The worst/bad/evil character in the film is most likely Amanda Waller, head of Task Force X, aka the Suicide Squad. She’s ruthless, cold-blooded and doesn’t care who has to die to get the job done. Not even Enchantress, the film’s big bad, compares to Waller. Enchantress is supposed to look spooky when she moves, but instead seems like she’s dancing to disco music that only she can hear.
The other members of the squad don’t fare much better. With so many characters stuffed into a two hour run time, its impossible to give each of them a moment, despite the film’s best efforts. What we’re left with is a woefully unused and neutered Joker, a Harley Quinn who doesn’t have anything going on beyond being beautiful and crazy, a Deadshot who acts a lot like actor Will Smith, a Rick Flag who cares little about anything beyond his girlfriend, who in turn only wants to destroy the world because … that’s what villains do. There’s actually no real reason given for why Enchantress and her brother, who looks like some Egyptian soldier straight out of The Mummy Returns, want to destroy the world. It’s just assumed they want to so the good guys – or in this case, the not as bad guys – can save the day.
It’s clear writer/director David Ayer, who last made the World War II tank film Fury, is aiming for a modern day Dirty Dozen with Suicide Squad. Ayer’s films have a feel all their own, and more often than not explore group dynamics and masculinity, making him seem like a perfect choice to helm Suicide Squad. Maybe it was studio interference, lack of experience on a massive blockbuster or something else, but more often than not Ayer’s vision is subverted by an attempt to go mainstream.
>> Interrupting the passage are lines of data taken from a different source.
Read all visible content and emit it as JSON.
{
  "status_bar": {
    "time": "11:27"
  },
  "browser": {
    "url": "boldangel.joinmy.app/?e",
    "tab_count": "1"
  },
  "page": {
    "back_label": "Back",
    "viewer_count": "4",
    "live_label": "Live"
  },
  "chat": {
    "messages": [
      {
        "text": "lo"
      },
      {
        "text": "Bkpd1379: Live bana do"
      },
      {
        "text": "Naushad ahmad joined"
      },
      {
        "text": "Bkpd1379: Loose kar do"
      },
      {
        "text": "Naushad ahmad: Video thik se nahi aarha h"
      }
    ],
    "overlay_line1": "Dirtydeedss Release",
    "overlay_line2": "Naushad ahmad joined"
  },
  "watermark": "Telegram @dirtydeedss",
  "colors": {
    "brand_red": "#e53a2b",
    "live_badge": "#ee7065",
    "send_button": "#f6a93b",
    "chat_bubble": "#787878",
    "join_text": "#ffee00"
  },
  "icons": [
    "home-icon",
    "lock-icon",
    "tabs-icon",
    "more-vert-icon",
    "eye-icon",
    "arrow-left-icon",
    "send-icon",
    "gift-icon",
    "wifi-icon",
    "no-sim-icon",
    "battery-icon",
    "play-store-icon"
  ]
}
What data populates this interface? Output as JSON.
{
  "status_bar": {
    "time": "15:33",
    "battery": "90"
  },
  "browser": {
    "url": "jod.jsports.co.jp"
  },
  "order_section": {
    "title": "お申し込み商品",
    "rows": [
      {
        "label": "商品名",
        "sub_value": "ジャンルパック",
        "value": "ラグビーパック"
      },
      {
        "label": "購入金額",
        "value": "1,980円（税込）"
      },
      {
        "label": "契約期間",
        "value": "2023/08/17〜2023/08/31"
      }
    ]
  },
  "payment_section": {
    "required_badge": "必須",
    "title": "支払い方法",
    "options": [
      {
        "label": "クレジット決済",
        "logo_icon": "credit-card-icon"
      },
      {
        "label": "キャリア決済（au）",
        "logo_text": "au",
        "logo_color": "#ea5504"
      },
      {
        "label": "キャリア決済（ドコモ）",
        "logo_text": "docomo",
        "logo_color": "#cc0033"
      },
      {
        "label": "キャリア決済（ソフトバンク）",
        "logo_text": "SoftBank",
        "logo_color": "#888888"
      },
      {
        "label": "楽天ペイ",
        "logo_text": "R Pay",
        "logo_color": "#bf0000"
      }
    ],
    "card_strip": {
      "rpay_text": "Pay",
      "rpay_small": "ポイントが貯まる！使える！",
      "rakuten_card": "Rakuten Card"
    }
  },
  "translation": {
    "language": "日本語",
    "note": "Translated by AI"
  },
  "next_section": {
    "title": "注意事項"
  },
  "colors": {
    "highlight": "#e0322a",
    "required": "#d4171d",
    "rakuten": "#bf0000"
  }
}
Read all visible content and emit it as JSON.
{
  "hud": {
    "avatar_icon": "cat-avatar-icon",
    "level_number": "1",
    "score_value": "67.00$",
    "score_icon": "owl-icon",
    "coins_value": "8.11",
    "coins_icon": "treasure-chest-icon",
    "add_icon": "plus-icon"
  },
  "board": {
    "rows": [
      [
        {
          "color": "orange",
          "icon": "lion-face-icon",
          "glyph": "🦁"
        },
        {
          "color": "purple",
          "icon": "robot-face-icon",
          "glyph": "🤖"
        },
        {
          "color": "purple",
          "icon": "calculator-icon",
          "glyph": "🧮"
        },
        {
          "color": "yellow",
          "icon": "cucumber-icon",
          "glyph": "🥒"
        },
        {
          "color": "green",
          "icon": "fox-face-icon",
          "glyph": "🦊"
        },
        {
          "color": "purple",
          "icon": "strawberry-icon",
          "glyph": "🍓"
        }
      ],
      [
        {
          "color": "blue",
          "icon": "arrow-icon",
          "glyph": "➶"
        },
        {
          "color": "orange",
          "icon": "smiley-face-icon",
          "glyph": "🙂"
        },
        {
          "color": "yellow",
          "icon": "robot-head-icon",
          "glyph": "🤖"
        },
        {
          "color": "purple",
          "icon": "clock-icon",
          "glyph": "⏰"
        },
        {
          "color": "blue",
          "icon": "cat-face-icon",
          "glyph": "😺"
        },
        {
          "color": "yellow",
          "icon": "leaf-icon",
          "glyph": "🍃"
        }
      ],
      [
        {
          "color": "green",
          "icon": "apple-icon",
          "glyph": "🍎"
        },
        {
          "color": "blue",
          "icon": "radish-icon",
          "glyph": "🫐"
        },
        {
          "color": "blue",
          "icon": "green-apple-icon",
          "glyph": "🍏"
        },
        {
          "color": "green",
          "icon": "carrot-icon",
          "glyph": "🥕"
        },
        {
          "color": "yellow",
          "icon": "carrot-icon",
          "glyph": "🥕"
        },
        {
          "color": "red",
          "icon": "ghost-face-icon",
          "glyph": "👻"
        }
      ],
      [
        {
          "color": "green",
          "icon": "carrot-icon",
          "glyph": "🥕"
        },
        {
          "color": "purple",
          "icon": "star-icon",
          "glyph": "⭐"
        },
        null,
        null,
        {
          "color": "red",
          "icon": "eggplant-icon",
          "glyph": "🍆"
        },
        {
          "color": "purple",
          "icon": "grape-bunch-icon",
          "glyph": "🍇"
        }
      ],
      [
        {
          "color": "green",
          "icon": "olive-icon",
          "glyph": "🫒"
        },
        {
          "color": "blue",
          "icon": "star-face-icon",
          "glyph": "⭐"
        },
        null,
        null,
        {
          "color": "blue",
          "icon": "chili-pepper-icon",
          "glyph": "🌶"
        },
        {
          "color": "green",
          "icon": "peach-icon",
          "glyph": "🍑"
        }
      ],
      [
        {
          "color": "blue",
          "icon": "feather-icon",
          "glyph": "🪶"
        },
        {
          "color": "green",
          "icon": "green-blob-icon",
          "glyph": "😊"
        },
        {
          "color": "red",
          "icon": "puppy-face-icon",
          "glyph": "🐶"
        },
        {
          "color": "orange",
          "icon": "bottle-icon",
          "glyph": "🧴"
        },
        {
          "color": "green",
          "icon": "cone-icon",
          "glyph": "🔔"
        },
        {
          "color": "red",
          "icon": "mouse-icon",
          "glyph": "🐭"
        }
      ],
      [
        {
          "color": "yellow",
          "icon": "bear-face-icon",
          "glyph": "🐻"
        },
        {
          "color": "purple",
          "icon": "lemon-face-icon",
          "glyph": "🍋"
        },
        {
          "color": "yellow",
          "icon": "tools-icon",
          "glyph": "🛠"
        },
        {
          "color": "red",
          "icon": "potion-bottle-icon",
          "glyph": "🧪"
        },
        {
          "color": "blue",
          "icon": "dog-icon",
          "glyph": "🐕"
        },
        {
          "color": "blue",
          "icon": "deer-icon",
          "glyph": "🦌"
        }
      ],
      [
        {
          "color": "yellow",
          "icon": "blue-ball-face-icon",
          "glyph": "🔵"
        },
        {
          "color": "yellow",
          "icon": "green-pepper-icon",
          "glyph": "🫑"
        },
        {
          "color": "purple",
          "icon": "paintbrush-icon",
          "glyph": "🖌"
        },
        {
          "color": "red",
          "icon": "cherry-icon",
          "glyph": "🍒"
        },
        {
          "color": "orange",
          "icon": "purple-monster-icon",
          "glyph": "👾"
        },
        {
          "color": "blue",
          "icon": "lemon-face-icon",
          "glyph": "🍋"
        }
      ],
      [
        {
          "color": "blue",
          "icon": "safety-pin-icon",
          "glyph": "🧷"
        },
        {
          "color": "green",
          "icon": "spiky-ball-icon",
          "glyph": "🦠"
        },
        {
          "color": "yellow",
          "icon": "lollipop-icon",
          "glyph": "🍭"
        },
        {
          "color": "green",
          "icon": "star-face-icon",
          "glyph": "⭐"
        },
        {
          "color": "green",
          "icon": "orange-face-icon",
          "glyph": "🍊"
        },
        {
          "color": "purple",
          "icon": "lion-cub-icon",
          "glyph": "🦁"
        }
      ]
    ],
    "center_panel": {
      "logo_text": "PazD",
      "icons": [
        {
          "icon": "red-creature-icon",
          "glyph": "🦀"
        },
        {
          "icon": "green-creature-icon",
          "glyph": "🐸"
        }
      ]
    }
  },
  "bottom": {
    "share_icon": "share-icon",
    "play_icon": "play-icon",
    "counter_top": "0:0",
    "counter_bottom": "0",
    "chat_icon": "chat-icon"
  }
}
Maybe there’s a three hour cut of Suicide Squad in the works that will flesh out all of the plot holes, much like the Ultimate Edition of BvS. Not that the world needs another DC Extended Universe film that runs 180 minutes, but it’d at least help Suicide Sqaud make some sense.